Citizen of the world

POETRY: Selected Poems , by Richard Tillinghast, Dedalus Press, 201pp, €14.99

POETRY: Selected Poems, by Richard Tillinghast, Dedalus Press, 201pp, €14.99

THE PUBLICATION of Richard Tillinghast's Selected Poemsconfirms the status of Dedalus Press as one of the most outward-looking publishers operating in Ireland. Other presses, such as Salmon and Wild Honey, and the New Writers Press before them, have done their bit in recent years to internationalise the Irish poetry scene by introducing non-Irish writers to local audiences. Over the past decade or so, however, Dedalus has done more than any other press to bring poets from that larger field of literary production to the attention of Irish readers, in anthologies such as A Night in the Nabokov Hotel: 20 Poets from Contemporary Russiaand Poetry Europe/Europoésie, and in the publication of individual collections by Michael Augustin, Elisabeth Borchers, Inger Christensen and many others.

Richard Tillinghast's Selected Poems, with an introduction by Dennis O'Driscoll, is, then, a significant addition to Dedalus's project of publishing poetry from an impressively diverse range of national, linguistic and cultural contexts. Indeed Tillinghast is a poet whose work seems particularly appropriate for a press with such an internationalist outlook.

Although he is a native of Memphis, Tennessee, Tillinghast grew up with a deeply divided sense of what it means to be American. His father, who is memorialised in the poignant early poem R.C.T., was from New England but moved to Memphis in the early 1930s. Tillinghast has written that in the 1940s "a Southerner and a New Englander – my parents, for example – were practically citizens of two different countries. As I grew up, particularly after I got to know New England better, I came to see this mixed cultural heritage as the source of certain conflicts within my own character, and then later, as a strength". This is an important statement, not least because it reveals the extent to which being American, for Tillinghast, implies a profoundly complex understanding of identity, place, history and home.

Although he may be described on one level as an American poet, in other words, Tillinghast is a writer who has always appreciated the complexity of national categorisations. Reading through the contents of this Selected Poems, one has the sense of a writer who is a true citizen of the world. His work not only records the experience of travelling through and living in various regions of the United States – Louisiana, California, Vermont – but also describes his encounters with places as far removed from each other as a village in the Indies where “A cow munching newspapers / wobbles in traffic” to “a steep street in Pera / where a dead-drunk woman in a cotton house dress / lies passed out on the sidewalk”. Tillinghast’s poems often appear to have a clearly “American” accent and tone, and they are wholly at home in and with the forms of Anglo-American poetic modernism. Nevertheless, they are compelling in their chronicling of a wide world beyond the poet’s native homeland, if such a place can be said to exist.
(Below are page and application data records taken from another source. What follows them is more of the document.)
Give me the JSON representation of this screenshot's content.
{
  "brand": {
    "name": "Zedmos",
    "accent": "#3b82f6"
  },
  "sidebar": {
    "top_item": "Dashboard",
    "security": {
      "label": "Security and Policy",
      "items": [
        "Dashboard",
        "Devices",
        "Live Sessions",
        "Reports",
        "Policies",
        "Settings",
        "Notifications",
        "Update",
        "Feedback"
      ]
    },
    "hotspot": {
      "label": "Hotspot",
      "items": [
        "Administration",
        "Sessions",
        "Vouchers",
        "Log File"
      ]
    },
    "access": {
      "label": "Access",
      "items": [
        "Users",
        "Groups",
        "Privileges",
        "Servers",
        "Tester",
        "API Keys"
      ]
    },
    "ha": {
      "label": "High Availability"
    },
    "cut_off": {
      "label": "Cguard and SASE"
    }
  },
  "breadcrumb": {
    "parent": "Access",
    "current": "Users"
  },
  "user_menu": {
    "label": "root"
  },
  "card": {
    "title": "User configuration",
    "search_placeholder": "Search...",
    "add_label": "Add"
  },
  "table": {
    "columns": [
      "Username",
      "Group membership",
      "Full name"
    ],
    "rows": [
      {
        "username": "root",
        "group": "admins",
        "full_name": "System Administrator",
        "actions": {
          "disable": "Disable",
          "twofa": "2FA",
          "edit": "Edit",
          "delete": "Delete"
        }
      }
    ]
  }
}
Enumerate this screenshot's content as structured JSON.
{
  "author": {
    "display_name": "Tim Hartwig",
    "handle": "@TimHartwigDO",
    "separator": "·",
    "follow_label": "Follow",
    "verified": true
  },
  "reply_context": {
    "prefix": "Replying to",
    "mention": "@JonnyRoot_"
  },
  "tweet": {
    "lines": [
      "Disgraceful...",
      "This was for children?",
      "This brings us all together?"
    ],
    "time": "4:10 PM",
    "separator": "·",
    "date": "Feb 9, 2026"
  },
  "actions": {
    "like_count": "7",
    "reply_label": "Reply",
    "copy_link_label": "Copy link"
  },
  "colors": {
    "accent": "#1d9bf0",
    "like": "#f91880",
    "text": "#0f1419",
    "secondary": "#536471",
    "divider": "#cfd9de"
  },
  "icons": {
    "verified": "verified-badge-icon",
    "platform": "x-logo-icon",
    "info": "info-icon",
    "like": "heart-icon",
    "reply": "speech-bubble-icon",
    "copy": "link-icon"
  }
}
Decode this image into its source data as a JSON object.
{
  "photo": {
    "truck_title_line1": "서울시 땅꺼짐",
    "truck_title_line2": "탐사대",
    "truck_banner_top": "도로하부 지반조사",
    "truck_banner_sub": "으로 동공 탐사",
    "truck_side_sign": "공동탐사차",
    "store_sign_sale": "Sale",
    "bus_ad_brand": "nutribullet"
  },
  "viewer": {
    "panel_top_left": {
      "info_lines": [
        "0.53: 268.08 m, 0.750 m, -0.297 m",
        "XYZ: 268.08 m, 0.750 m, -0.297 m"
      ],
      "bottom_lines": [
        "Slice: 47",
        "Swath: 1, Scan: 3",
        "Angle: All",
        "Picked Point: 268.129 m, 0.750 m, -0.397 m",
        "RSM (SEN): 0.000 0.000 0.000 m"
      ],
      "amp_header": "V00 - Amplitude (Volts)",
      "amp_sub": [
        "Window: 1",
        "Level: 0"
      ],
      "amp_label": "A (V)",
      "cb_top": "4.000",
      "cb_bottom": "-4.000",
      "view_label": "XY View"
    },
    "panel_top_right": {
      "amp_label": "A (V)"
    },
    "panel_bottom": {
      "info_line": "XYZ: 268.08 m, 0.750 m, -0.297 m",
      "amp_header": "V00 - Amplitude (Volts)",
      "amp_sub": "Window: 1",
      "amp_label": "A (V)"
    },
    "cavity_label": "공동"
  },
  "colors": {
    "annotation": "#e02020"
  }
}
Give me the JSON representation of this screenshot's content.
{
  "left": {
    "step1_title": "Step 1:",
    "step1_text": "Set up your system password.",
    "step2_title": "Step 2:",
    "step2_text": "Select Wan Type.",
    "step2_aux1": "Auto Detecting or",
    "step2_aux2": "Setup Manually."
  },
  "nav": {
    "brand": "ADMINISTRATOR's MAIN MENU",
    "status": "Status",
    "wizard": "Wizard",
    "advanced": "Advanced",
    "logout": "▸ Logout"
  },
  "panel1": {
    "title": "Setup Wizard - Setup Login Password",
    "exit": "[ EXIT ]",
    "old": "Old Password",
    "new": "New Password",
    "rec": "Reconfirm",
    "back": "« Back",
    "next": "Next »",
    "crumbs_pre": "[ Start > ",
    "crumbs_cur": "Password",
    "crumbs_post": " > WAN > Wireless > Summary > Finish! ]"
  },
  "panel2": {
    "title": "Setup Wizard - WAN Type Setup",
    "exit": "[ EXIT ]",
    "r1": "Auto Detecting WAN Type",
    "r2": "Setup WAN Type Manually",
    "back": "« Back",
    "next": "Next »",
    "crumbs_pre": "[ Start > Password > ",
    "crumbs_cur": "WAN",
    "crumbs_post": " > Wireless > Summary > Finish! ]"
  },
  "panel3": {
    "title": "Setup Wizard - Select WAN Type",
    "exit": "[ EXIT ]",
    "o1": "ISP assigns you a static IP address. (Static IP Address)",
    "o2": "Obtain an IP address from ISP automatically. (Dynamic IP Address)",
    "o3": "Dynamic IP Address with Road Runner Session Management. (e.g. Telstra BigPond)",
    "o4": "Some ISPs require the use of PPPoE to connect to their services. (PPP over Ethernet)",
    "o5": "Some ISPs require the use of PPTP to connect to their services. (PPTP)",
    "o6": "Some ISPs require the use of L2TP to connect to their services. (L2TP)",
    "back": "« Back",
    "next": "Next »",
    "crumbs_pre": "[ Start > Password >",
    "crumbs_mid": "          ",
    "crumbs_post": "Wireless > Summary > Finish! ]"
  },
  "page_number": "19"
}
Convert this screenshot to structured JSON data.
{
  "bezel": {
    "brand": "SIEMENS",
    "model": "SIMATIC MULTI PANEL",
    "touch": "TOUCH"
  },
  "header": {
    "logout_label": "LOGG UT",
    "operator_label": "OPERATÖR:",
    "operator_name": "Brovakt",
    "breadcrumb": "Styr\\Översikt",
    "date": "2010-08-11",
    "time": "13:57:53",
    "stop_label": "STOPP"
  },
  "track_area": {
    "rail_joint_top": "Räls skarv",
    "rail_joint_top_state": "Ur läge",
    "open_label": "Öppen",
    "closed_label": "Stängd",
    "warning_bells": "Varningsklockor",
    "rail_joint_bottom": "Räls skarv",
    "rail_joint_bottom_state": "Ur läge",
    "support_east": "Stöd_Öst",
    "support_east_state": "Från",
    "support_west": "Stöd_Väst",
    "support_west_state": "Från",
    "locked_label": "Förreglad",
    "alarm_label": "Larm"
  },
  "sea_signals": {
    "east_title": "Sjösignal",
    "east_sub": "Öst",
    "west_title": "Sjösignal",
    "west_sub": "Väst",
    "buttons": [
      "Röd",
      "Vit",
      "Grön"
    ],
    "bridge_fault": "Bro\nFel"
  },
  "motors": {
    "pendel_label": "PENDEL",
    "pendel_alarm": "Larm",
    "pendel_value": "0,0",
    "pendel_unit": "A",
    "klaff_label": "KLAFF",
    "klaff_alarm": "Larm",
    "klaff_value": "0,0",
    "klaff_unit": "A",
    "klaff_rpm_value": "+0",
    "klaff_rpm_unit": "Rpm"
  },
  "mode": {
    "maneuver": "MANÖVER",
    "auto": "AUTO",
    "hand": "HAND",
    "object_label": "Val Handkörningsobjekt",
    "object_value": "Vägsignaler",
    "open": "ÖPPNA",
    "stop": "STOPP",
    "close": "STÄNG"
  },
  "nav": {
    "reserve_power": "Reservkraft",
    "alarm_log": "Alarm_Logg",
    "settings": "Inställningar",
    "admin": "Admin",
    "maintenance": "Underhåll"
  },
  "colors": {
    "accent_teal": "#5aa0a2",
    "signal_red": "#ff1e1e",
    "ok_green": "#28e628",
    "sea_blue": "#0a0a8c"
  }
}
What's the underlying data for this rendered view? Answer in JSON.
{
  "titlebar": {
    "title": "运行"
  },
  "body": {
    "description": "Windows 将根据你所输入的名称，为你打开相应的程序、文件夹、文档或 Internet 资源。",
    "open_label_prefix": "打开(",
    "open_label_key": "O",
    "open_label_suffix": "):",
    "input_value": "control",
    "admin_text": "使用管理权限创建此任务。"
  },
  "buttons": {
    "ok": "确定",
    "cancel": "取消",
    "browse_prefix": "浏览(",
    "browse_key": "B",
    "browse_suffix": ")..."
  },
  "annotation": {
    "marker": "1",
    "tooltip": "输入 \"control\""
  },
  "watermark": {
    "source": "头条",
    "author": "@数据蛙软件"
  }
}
In several poems, in fact, Tillinghast seems to suggest that his concern as a poet has less to do with place in itself than with the sense of displacement that is suggested by the titles of so many of the poems in this selection, including In the Country You Breathe Right, " Come Home and Be Happy", Southbound Pullman, 1945, Exiliumand How to Get There. In the latter poem, from the 2008 collection The New Life, he begins by suggesting that the reader will be taken to a particular location: "Take the old road out of town". From the third line of this poem, however, it is clear that the poet's quest is for an unknown and perhaps ultimately unknowable place. "Keep driving", the final stanza advises, "through the gap that opens between two novice heartbeats. / Before decades, before skies, before the first summer, / before any knowledge of roads and weather". Reading a poem like this makes you realise how little knowledge about a poet's background, personal life or social or historical context matters at the end of the day. For the poet, as this poem makes clear, all that matters is the sense of "open-mouthed" wonder. What matters for the reader, consequently, is what the poet says when s/he finds the words to give that sense of wonder life in language.

The fact that he was taught by Robert Lowell, or that he now lives in south Tipperary, do not matter much, then, to our sense of what happens in Richard Tillinghast’s poems. His work, as O’Driscoll argues in his excellent introduction, is the product of “a lifetime’s devotion to the craft”.

From the earliest poems gathered here, written in the 1960s, through to poems first published in 2008, Tillinghast has crafted works of great beauty on a wide range of themes and subjects: they “Archaeologise the ordinary”, as he puts it in one late poem, but he is also a poet who “Sing[s] songs of the Machine Age”.

Readers of this newspaper may already know him as an astute reviewer of other poets; this volume of Selected Poemsfrom the Dedalus Press is the perfect introduction for those who have not yet become acquainted with his own work.


Philip Coleman is a lecturer at the school of English at Trinity College Dublin, where he is course director for the MPhil in Literatures of the Americas programme